INPUT MATERIAL START

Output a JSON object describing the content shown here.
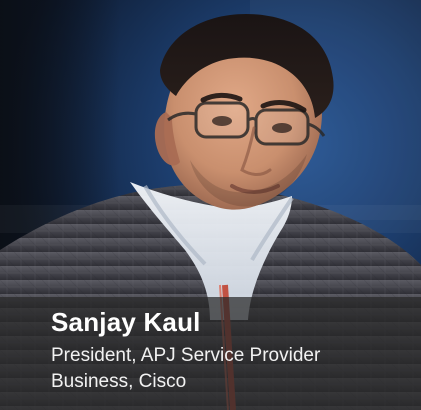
{
  "profile": {
    "name": "Sanjay Kaul",
    "title": "President, APJ Service Provider Business, Cisco"
  },
  "colors": {
    "background_blue": "#1f3a63",
    "suit_gray": "#4a4a52",
    "shirt_white": "#e9edf2",
    "skin_tone": "#c98f6e",
    "caption_overlay": "rgba(40,40,40,0.72)"
  }
}
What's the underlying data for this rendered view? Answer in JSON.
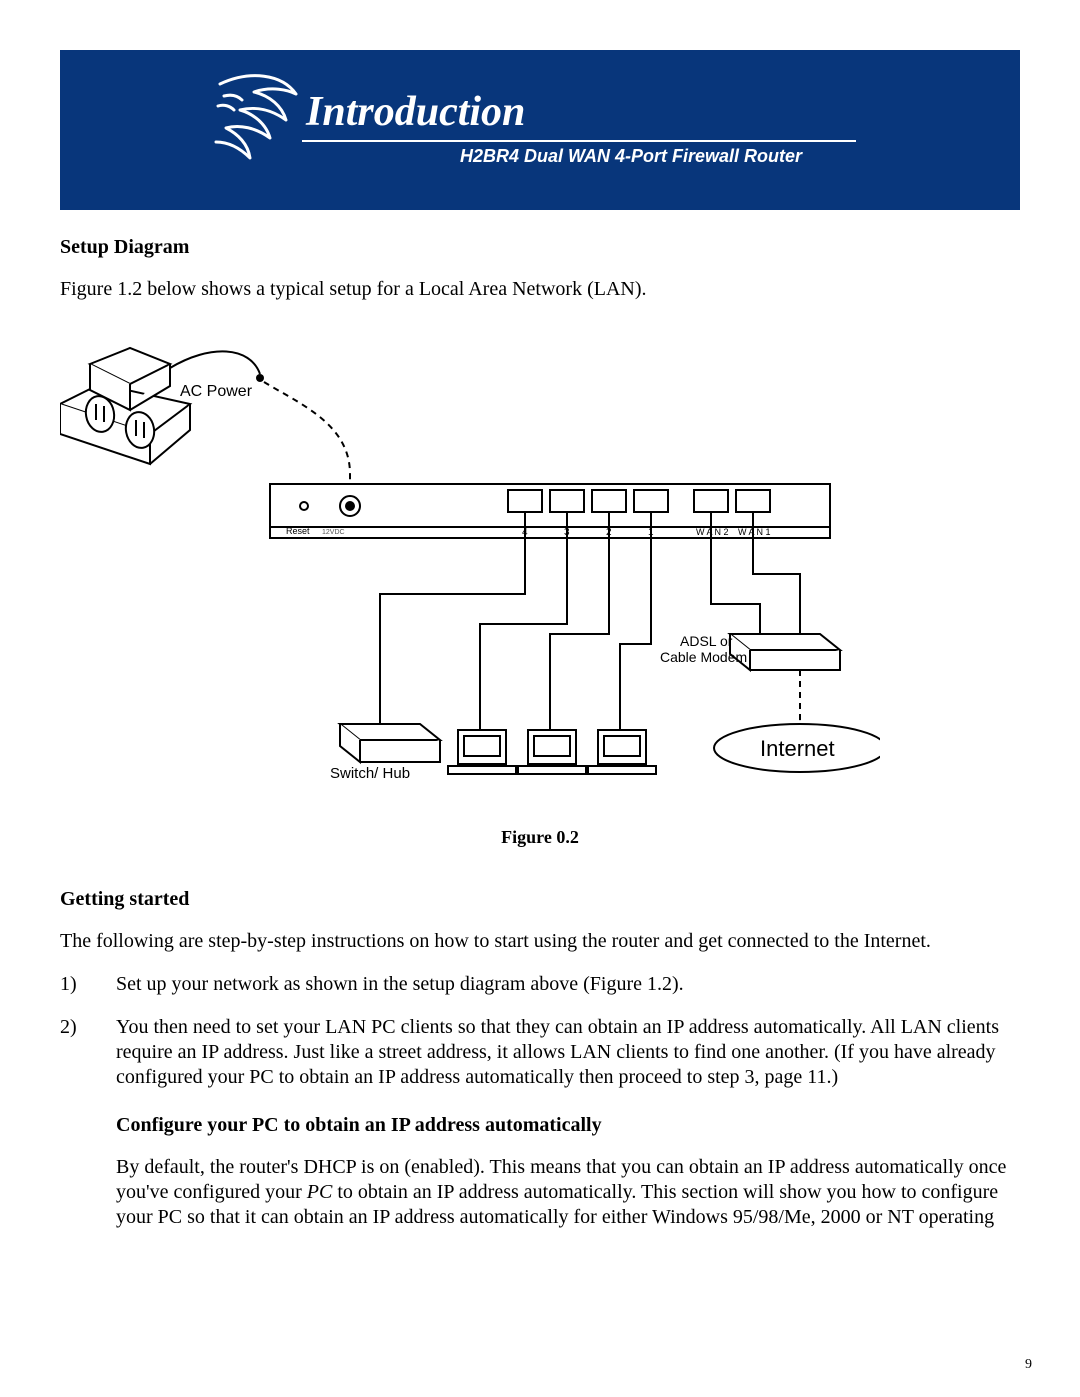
{
  "banner": {
    "title": "Introduction",
    "subtitle": "H2BR4  Dual WAN 4-Port Firewall Router"
  },
  "section1_heading": "Setup Diagram",
  "section1_text": "Figure 1.2 below shows a typical setup for a Local Area Network (LAN).",
  "figure": {
    "caption": "Figure 0.2",
    "labels": {
      "ac_power": "AC Power",
      "reset": "Reset",
      "volts": "12VDC",
      "port4": "4",
      "port3": "3",
      "port2": "2",
      "port1": "1",
      "wan2": "W A N 2",
      "wan1": "W A N 1",
      "modem1": "ADSL or",
      "modem2": "Cable Modem",
      "switch": "Switch/ Hub",
      "internet": "Internet"
    }
  },
  "section2_heading": "Getting started",
  "section2_intro": "The following are step-by-step instructions on how to start using the router and get connected to the Internet.",
  "steps": [
    {
      "n": "1)",
      "text": "Set up your network as shown in the setup diagram above (Figure 1.2)."
    },
    {
      "n": "2)",
      "text": "You then need to set your LAN PC clients so that they can obtain an IP address automatically.  All LAN clients require an IP address.  Just like a street address, it allows LAN clients to find one another.  (If you have already configured your PC to obtain an IP address automatically then proceed to step 3, page 11.)"
    }
  ],
  "sub_heading": "Configure your PC to obtain an IP address automatically",
  "sub_text_a": "By default, the router's DHCP is on (enabled).  This means that you can obtain an IP address automatically once you've configured your ",
  "sub_text_em": "PC",
  "sub_text_b": " to obtain an IP address automatically. This section will show you how to configure your PC so that it can obtain an IP address automatically for either Windows 95/98/Me, 2000 or NT operating",
  "page_number": "9"
}
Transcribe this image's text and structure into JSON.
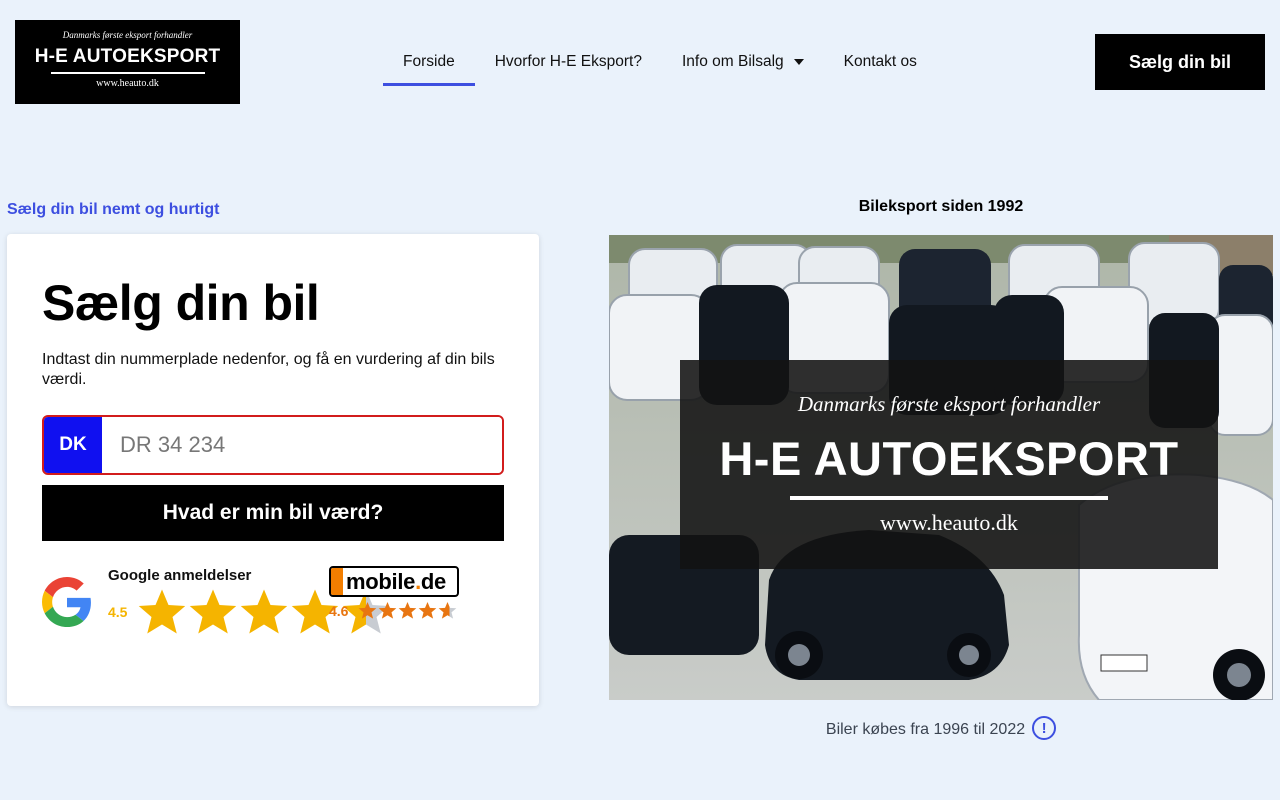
{
  "logo": {
    "tagline": "Danmarks første eksport forhandler",
    "name": "H-E AUTOEKSPORT",
    "url": "www.heauto.dk"
  },
  "nav": {
    "items": [
      {
        "label": "Forside"
      },
      {
        "label": "Hvorfor H-E Eksport?"
      },
      {
        "label": "Info om Bilsalg"
      },
      {
        "label": "Kontakt os"
      }
    ]
  },
  "header": {
    "sell_button": "Sælg din bil"
  },
  "left": {
    "subtitle": "Sælg din bil nemt og hurtigt",
    "card": {
      "title": "Sælg din bil",
      "description": "Indtast din nummerplade nedenfor, og få en vurdering af din bils værdi.",
      "plate_country": "DK",
      "plate_placeholder": "DR 34 234",
      "submit_label": "Hvad er min bil værd?"
    },
    "google_review": {
      "title": "Google anmeldelser",
      "rating": "4.5",
      "stars": 4.5
    },
    "mobile_review": {
      "brand_main": "mobile",
      "brand_dot": ".",
      "brand_tld": "de",
      "rating": "4.6",
      "stars": 4.6
    }
  },
  "right": {
    "heading": "Bileksport siden 1992",
    "banner": {
      "tagline": "Danmarks første eksport forhandler",
      "name": "H-E AUTOEKSPORT",
      "url": "www.heauto.dk"
    },
    "caption": "Biler købes fra 1996 til 2022",
    "info_symbol": "!"
  },
  "colors": {
    "accent": "#3d4fe0",
    "star_google": "#f5b400",
    "star_mobile": "#e87511",
    "plate_blue": "#1010f0",
    "plate_border": "#d21c1c"
  }
}
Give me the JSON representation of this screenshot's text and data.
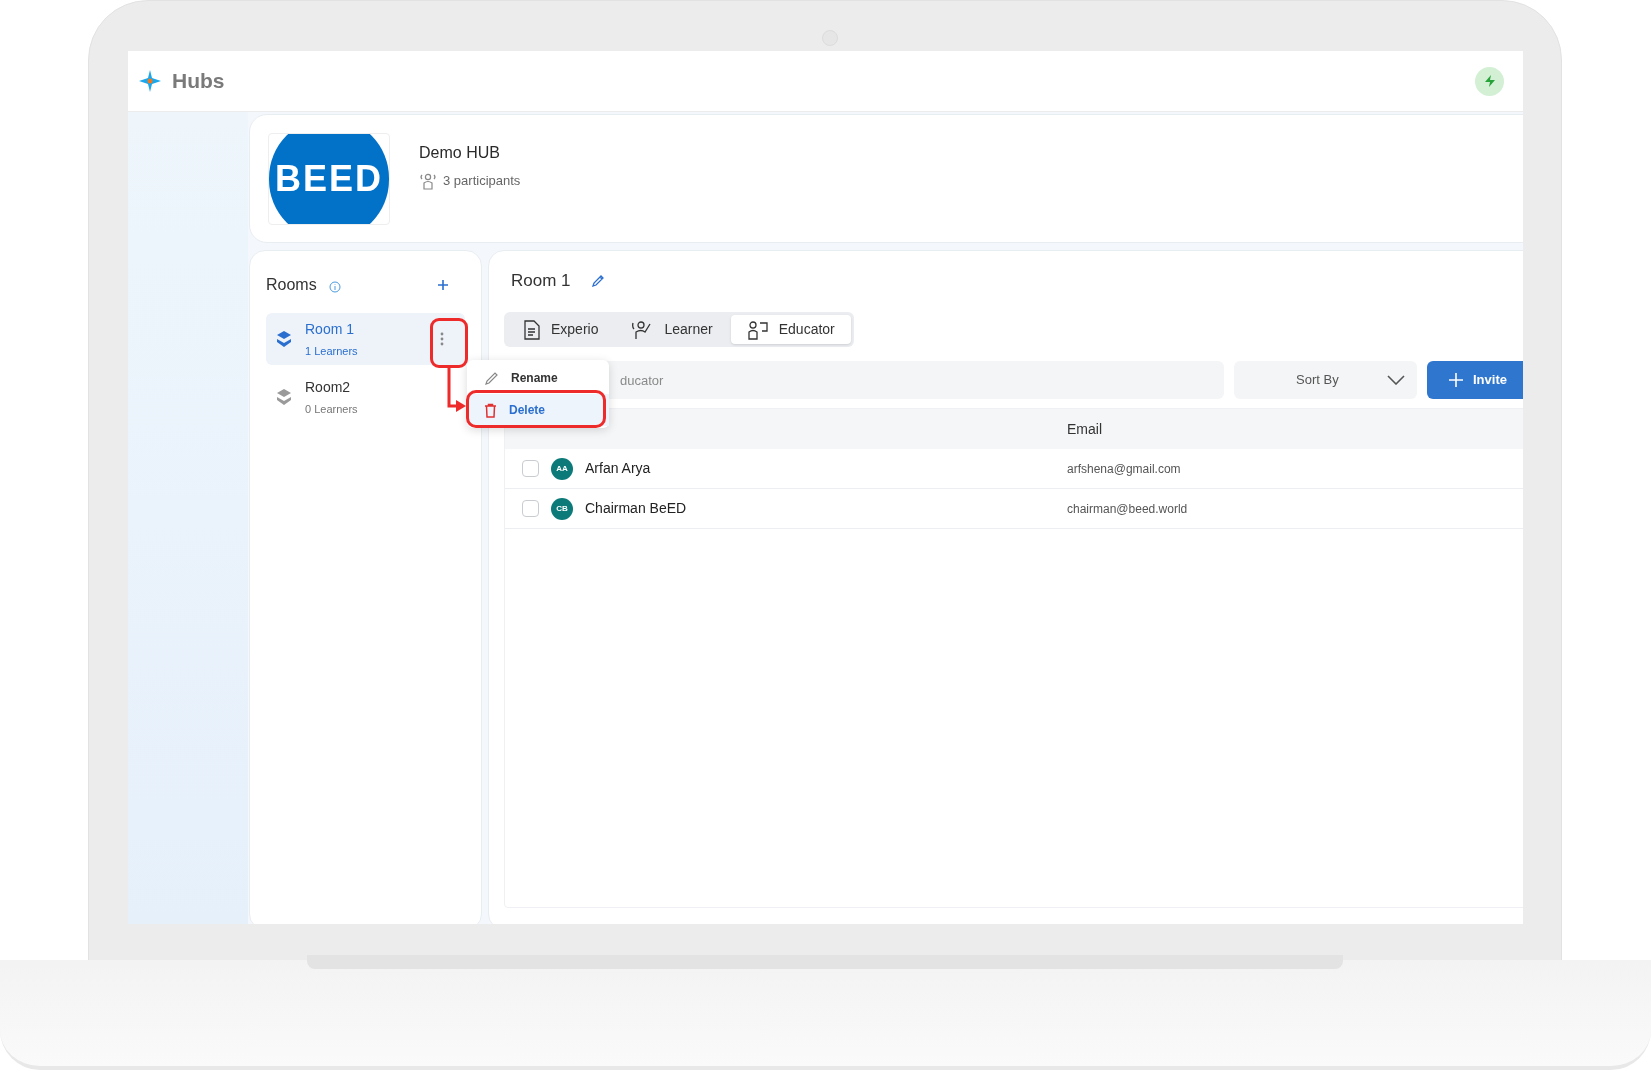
{
  "app": {
    "title": "Hubs"
  },
  "hub": {
    "name": "Demo HUB",
    "logo_text": "BEED",
    "participants": "3 participants"
  },
  "rooms_panel": {
    "title": "Rooms",
    "rooms": [
      {
        "name": "Room 1",
        "learners": "1 Learners",
        "selected": true
      },
      {
        "name": "Room2",
        "learners": "0 Learners",
        "selected": false
      }
    ]
  },
  "context_menu": {
    "items": [
      {
        "kind": "rename",
        "label": "Rename",
        "selected": false
      },
      {
        "kind": "delete",
        "label": "Delete",
        "selected": true
      }
    ]
  },
  "room": {
    "title": "Room 1",
    "tabs": [
      {
        "kind": "document",
        "label": "Experio",
        "selected": false
      },
      {
        "kind": "learner",
        "label": "Learner",
        "selected": false
      },
      {
        "kind": "educator",
        "label": "Educator",
        "selected": true
      }
    ],
    "search": {
      "placeholder": "ducator"
    },
    "sort": {
      "label": "Sort By"
    },
    "invite_button": "Invite",
    "table": {
      "columns": [
        "Email"
      ],
      "rows": [
        {
          "initials": "AA",
          "name": "Arfan Arya",
          "email": "arfshena@gmail.com",
          "checked": false
        },
        {
          "initials": "CB",
          "name": "Chairman BeED",
          "email": "chairman@beed.world",
          "checked": false
        }
      ]
    }
  }
}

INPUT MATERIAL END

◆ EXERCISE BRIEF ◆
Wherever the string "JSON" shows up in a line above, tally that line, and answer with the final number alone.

◆ EXERCISE OUTPUT ◆
4